Extended Playoffs Could Change Team Fate

Lovie Smith’s tenure as Chicago coach would hardly have been cut if the Bears had advanced to the playoffs in their last three seasons.

Instead, Chicago stayed one place below the one that had awarded postseason tickets in the past two years.


The Cleveland and Tampa Bay playoff droughts wouldn’t be as long as they are now, or by mistake, if the Browns and Buccaneers had advanced as third wildcards of their conference in the 2007 and 2016 seasons, respectively.

The last two Super Bowl champions would have faced more difficulties in doing so. Kansas City in 2019 and New England in 2018 would have had to play wild card games instead of resting in the first week of the playoffs.

The NFL decision, which will expand the postseason from 12 to 14 teams starting next season, could have a considerable impact on the league, if it serves as a benchmark in the past.

Although some will complain that more ranked teams imply lower quality, the proportion of teams that have advanced to the playoffs with 32 franchises under the new format (43%) almost equals the 44% that had been recorded from 1990 to 1994, when the league, then 28 squads, last expanded the postseason, from 10 to 12 guests.

The NFL has played in the form of eight division winners and four wild cards since 2002, when Houston joined the league as an expansion franchise.

During this period, the difference in the average record for the team that remains seventh in each conference (9.1 wins per season) has been insignificant compared to the worst team that has entered the playoffs each season (9, 2), either as divisional monarch and fourth seed or as second wild card.

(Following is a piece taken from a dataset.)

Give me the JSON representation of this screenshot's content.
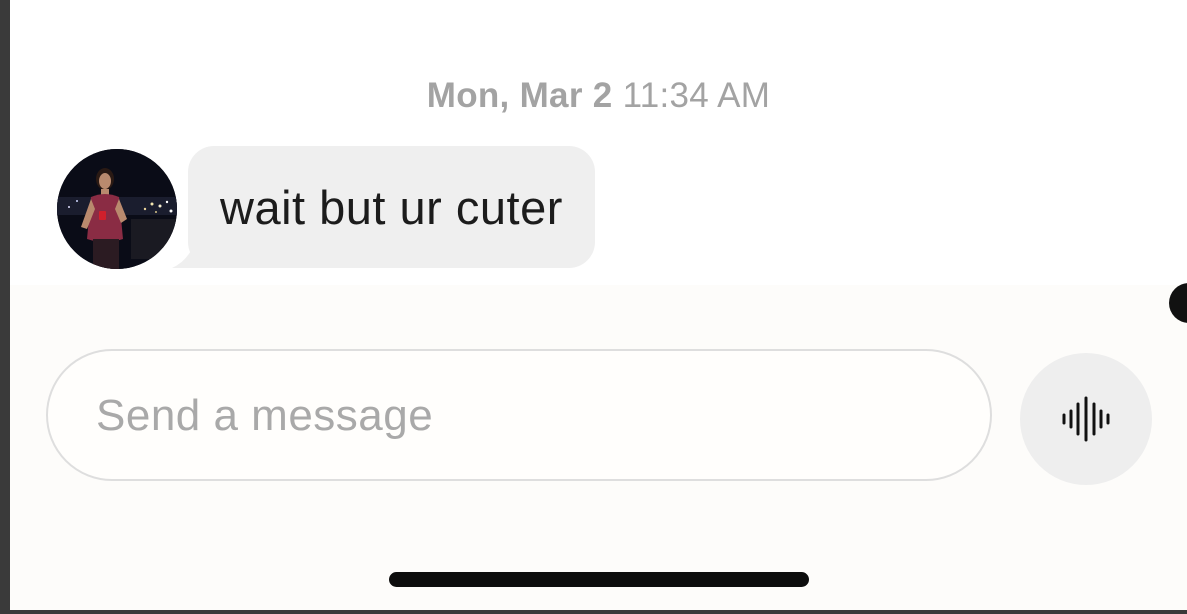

In all, 23 franchises would have benefited from one more playoff passage, led by Minnesota and Pittsburgh, with four additional trips to the team playoffs. New Orleans, Atlanta, Chicago, Denver, Houston, Tennessee, and Tampa Bay (yes, the Bucs who haven’t advanced to the playoffs since 2007) would have had two more postseason appearances.

Under the format implemented since 2002, no team with more defeats than wins would have obtained the third wild card. On nine occasions, the additional guest would have added at least 10 wins. And at eight, it would have been at the .500 mark.